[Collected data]
■ ■ ■
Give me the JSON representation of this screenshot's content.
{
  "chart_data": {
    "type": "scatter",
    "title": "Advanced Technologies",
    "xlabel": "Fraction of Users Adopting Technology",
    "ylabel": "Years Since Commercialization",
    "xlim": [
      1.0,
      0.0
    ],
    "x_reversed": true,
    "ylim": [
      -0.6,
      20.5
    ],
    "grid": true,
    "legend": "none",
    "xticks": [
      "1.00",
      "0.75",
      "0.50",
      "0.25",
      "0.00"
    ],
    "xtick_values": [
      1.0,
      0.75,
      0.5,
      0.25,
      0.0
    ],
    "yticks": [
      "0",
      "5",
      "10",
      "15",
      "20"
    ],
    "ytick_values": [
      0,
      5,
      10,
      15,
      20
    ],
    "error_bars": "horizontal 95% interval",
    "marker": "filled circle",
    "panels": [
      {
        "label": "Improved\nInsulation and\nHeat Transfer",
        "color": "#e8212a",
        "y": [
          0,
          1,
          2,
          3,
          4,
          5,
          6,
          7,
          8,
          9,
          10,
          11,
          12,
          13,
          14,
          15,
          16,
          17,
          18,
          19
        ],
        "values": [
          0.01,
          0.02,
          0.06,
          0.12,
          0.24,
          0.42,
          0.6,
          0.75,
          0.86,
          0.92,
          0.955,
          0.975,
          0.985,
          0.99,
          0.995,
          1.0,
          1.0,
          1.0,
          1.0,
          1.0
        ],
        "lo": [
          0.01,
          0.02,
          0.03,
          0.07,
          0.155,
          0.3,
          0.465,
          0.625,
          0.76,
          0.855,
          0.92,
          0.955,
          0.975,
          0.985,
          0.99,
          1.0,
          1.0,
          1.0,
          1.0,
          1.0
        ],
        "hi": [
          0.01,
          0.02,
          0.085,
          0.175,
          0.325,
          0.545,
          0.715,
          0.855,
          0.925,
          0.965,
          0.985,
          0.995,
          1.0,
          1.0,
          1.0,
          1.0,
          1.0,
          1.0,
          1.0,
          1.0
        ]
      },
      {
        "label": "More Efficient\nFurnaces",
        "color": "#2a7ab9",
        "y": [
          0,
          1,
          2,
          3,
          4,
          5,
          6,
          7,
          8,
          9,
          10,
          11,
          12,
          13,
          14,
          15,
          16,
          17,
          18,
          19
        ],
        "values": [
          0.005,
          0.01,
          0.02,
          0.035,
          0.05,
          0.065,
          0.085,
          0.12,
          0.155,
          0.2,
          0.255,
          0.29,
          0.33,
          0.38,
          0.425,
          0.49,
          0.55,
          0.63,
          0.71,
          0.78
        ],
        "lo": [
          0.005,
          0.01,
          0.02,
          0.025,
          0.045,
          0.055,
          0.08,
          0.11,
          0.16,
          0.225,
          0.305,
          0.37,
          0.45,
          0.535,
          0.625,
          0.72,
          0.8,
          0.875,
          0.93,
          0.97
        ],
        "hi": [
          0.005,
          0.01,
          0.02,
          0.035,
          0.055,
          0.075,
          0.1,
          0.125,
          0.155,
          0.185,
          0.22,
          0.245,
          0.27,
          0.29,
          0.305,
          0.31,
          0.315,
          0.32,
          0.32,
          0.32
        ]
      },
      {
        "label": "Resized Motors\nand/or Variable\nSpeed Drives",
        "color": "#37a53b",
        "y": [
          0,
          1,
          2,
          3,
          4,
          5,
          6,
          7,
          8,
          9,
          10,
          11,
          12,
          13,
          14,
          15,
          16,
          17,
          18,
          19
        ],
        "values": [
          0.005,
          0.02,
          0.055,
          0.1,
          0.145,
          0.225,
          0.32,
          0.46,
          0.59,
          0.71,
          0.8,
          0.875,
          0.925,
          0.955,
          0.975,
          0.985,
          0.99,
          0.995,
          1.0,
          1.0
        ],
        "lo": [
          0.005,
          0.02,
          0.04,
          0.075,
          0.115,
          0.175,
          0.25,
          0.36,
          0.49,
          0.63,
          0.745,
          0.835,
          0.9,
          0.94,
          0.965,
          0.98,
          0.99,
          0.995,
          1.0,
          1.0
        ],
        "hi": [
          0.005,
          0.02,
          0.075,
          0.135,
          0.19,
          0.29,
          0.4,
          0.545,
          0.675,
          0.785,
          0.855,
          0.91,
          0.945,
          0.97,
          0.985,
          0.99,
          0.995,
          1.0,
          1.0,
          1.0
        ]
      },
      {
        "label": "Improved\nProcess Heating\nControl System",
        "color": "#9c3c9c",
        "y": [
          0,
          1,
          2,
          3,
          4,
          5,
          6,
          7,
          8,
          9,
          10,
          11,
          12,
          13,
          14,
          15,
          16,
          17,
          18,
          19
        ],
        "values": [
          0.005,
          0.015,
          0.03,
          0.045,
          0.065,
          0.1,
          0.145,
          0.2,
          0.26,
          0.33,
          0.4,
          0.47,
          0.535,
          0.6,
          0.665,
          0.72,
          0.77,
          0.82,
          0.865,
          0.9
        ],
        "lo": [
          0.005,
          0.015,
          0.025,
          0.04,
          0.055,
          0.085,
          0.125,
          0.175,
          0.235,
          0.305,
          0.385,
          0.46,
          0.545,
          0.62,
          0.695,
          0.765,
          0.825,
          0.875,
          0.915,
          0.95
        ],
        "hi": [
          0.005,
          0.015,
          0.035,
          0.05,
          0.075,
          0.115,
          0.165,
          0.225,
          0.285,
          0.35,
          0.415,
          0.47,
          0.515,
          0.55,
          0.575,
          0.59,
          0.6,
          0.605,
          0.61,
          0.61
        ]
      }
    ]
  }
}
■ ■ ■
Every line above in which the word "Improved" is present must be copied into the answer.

        "label": "Improved\nInsulation and\nHeat Transfer",
        "label": "Improved\nProcess Heating\nControl System",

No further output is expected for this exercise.